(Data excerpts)
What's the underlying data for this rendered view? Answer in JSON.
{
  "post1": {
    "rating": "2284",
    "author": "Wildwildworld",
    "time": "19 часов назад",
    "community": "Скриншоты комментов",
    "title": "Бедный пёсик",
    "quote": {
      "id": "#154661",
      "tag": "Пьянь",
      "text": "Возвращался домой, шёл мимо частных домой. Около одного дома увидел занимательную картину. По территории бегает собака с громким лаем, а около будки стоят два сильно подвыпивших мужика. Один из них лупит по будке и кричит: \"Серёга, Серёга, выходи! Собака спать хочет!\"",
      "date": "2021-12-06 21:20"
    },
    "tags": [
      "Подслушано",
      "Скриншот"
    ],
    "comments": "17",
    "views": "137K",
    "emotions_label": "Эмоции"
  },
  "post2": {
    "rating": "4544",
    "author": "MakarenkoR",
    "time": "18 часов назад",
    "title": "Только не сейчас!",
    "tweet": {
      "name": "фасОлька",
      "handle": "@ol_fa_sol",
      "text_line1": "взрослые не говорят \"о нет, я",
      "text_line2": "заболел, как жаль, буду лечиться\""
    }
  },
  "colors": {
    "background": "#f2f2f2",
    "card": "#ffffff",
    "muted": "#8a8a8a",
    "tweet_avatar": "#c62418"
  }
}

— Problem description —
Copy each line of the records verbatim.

— Written answer —
What's the underlying data for this rendered view? Answer in JSON.
{
  "post1": {
    "rating": "2284",
    "author": "Wildwildworld",
    "time": "19 часов назад",
    "community": "Скриншоты комментов",
    "title": "Бедный пёсик",
    "quote": {
      "id": "#154661",
      "tag": "Пьянь",
      "text": "Возвращался домой, шёл мимо частных домой. Около одного дома увидел занимательную картину. По территории бегает собака с громким лаем, а около будки стоят два сильно подвыпивших мужика. Один из них лупит по будке и кричит: \"Серёга, Серёга, выходи! Собака спать хочет!\"",
      "date": "2021-12-06 21:20"
    },
    "tags": [
      "Подслушано",
      "Скриншот"
    ],
    "comments": "17",
    "views": "137K",
    "emotions_label": "Эмоции"
  },
  "post2": {
    "rating": "4544",
    "author": "MakarenkoR",
    "time": "18 часов назад",
    "title": "Только не сейчас!",
    "tweet": {
      "name": "фасОлька",
      "handle": "@ol_fa_sol",
      "text_line1": "взрослые не говорят \"о нет, я",
      "text_line2": "заболел, как жаль, буду лечиться\""
    }
  },
  "colors": {
    "background": "#f2f2f2",
    "card": "#ffffff",
    "muted": "#8a8a8a",
    "tweet_avatar": "#c62418"
  }
}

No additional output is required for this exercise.